Today, our guides are a pair of missionaries, Sister Larsen, from Kentucky, and Sister Matsuoko, from Japan. After some handshaking, we are taken to a scale model of the temple that shows the interior. As Sister Larsen explains, LDS temples are “Sacred, not secret.” An extremely important room in the temple is the baptistry, where a baptismal font, resting on the backs of 12 wooden oxen, is used in the proxy baptism of the dead. For Mormons, the baptism of the dead is extremely important, as they believe those not baptised in the LDS church cannot receive salvation. However, Mormons also believe that the soul of the deceased has the full authority to accept or reject the baptism.
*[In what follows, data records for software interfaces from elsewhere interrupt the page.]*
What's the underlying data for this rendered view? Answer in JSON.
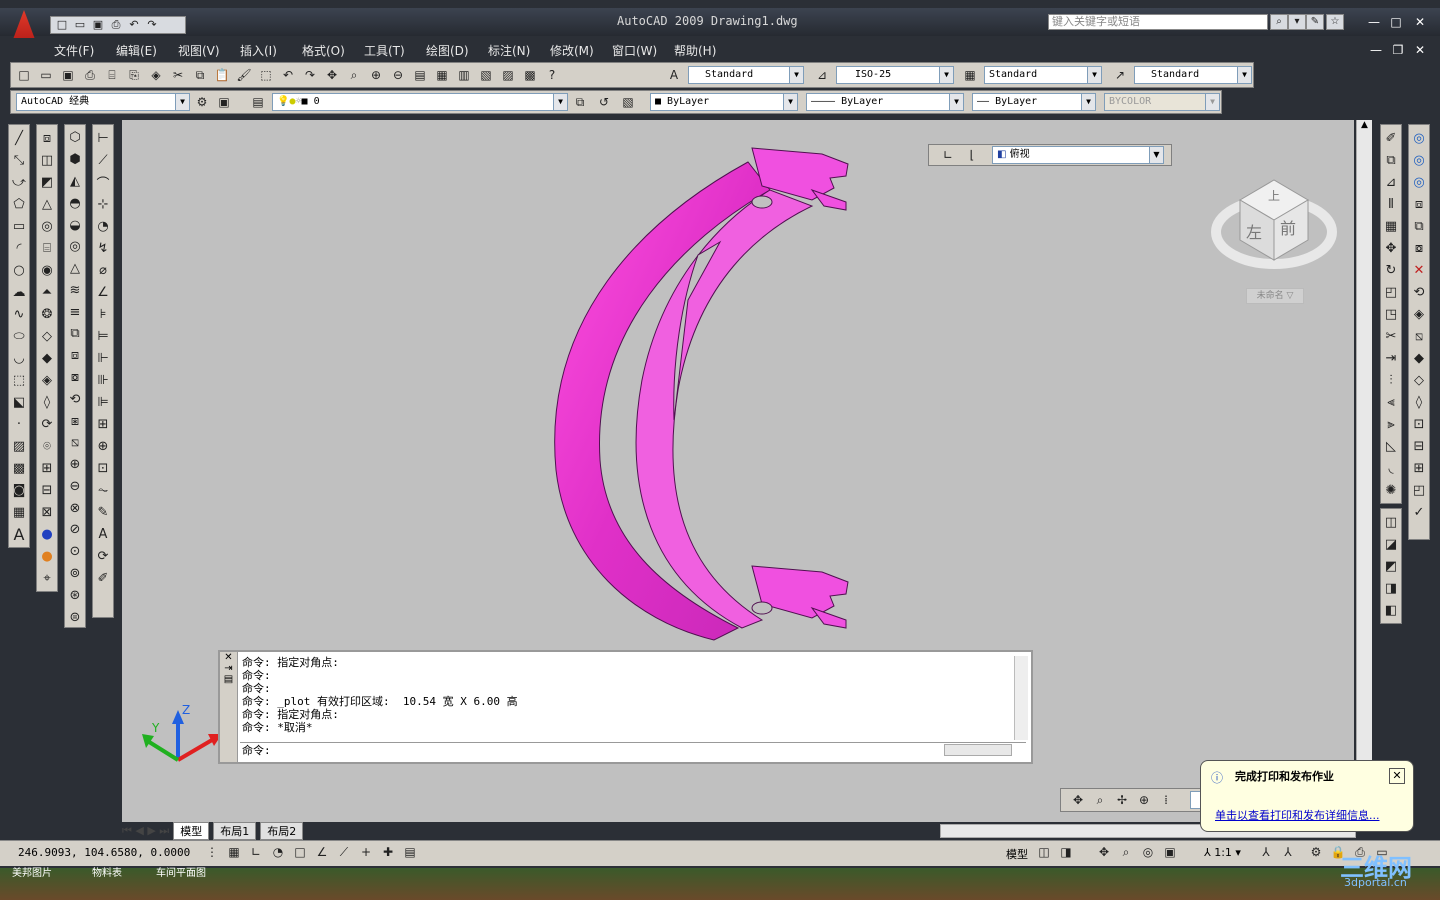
{
  "app": {
    "title": "AutoCAD 2009  Drawing1.dwg"
  },
  "search": {
    "placeholder": "键入关键字或短语"
  },
  "menu": [
    "文件(F)",
    "编辑(E)",
    "视图(V)",
    "插入(I)",
    "格式(O)",
    "工具(T)",
    "绘图(D)",
    "标注(N)",
    "修改(M)",
    "窗口(W)",
    "帮助(H)"
  ],
  "toolbar": {
    "text_style": "Standard",
    "dim_style": "ISO-25",
    "table_style": "Standard",
    "multileader_style": "Standard",
    "workspace": "AutoCAD 经典",
    "layer": "0",
    "color": "ByLayer",
    "linetype": "ByLayer",
    "lineweight": "ByLayer",
    "plotstyle": "BYCOLOR"
  },
  "view": {
    "current": "俯视"
  },
  "viewcube": {
    "top": "上",
    "left": "左",
    "front": "前",
    "named": "未命名"
  },
  "command": {
    "lines": [
      "命令: 指定对角点:",
      "命令:",
      "命令:",
      "命令: _plot 有效打印区域:  10.54 宽 X 6.00 高",
      "命令: 指定对角点:",
      "命令: *取消*"
    ],
    "prompt": "命令:"
  },
  "tabs": [
    "模型",
    "布局1",
    "布局2"
  ],
  "status": {
    "coords": "246.9093,  104.6580,  0.0000",
    "model": "模型",
    "scale": "1:1"
  },
  "balloon": {
    "title": "完成打印和发布作业",
    "link": "单击以查看打印和发布详细信息..."
  },
  "taskbar": [
    "美邦图片",
    "物料表",
    "车间平面图"
  ],
  "watermark": {
    "name": "三维网",
    "url": "3dportal.cn"
  },
  "colors": {
    "model": "#e040d0",
    "background": "#c0c0c0",
    "accent": "#d02020"
  }
}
The temple also contains sealing rooms, where eternal “sealings” between husband and wife (or occasionally between families) are conducted. Mormons believe that a sealed family will be together for all eternity and thus put great importance on the ritual. The temple also contains the council room, where the Prophet (who is also the President of the Church) and his twelve apostles meet to discuss church business, and the garden, world, and celestial rooms that represent man’s journey out of Eden, into the world, and eventually to the heavens.
We next visit the tabernacle, home to the famed Mormon Tabernacle Choir. Tabernacle is Hebrew for “gathering place” and the early Mormon pioneers in Utah built the tabernacle so they could meet to discuss church business. Amazingly, without the help of acoustics experts or structural engineers, Brigham Young was able to direct his people to build a tabernacle with such effective acoustics that when one of the missionaries dropped a pin on the other side of the tabernacle, 170 feet away, we were able to clearly hear it.
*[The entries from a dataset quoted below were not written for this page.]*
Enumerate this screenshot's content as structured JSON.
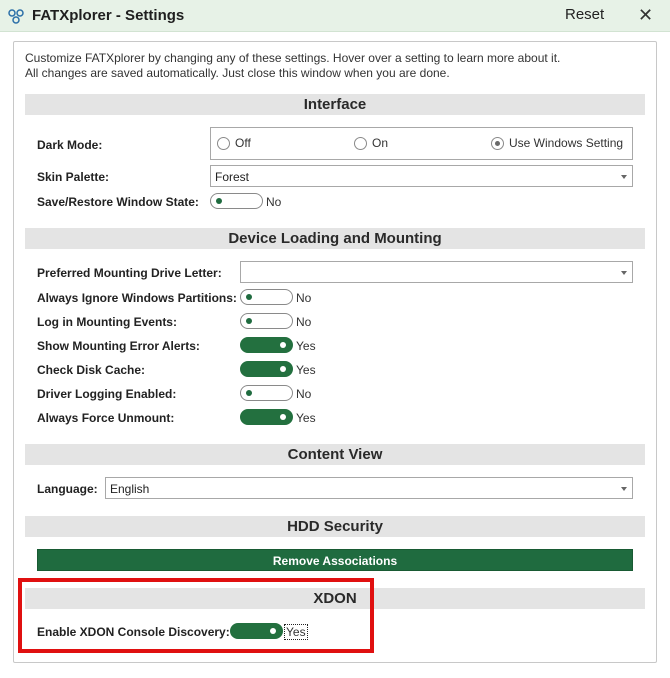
{
  "window": {
    "title": "FATXplorer - Settings",
    "reset_label": "Reset",
    "close_label": "✕"
  },
  "intro": {
    "line1": "Customize FATXplorer by changing any of these settings. Hover over a setting to learn more about it.",
    "line2": "All changes are saved automatically. Just close this window when you are done."
  },
  "interface": {
    "header": "Interface",
    "dark_mode": {
      "label": "Dark Mode:",
      "options": [
        "Off",
        "On",
        "Use Windows Setting"
      ],
      "selected": "Use Windows Setting"
    },
    "skin_palette": {
      "label": "Skin Palette:",
      "value": "Forest"
    },
    "save_restore": {
      "label": "Save/Restore Window State:",
      "state": "No",
      "on": false
    }
  },
  "device": {
    "header": "Device Loading and Mounting",
    "drive_letter": {
      "label": "Preferred Mounting Drive Letter:",
      "value": ""
    },
    "toggles": [
      {
        "label": "Always Ignore Windows Partitions:",
        "state": "No",
        "on": false
      },
      {
        "label": "Log in Mounting Events:",
        "state": "No",
        "on": false
      },
      {
        "label": "Show Mounting Error Alerts:",
        "state": "Yes",
        "on": true
      },
      {
        "label": "Check Disk Cache:",
        "state": "Yes",
        "on": true
      },
      {
        "label": "Driver Logging Enabled:",
        "state": "No",
        "on": false
      },
      {
        "label": "Always Force Unmount:",
        "state": "Yes",
        "on": true
      }
    ]
  },
  "content_view": {
    "header": "Content View",
    "language": {
      "label": "Language:",
      "value": "English"
    }
  },
  "hdd_security": {
    "header": "HDD Security",
    "remove_button": "Remove Associations"
  },
  "xdon": {
    "header": "XDON",
    "discovery": {
      "label": "Enable XDON Console Discovery:",
      "state": "Yes",
      "on": true
    }
  },
  "colors": {
    "accent_green": "#23703f",
    "titlebar_bg": "#e7f2e7",
    "highlight_red": "#e01010"
  }
}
Finally, we went to the temple itself, a colossus of granite that looks like it could have been transplanted straight out of Europe. On every stairwell and nook around the temple, happy couples are getting their picture taken. There must have been at least 5 weddings at the temple that afternoon. One family, dressed all in white, was preparing to enter the temple for their sealing. To my suprise, the missionaries invite us to touch the temple and even offer to take our picture in front of it.
In a time when many people display ignorance or intolerance towards the Mormon faith, visiting the temple was a valuable experience that helped me better understand the LDS church.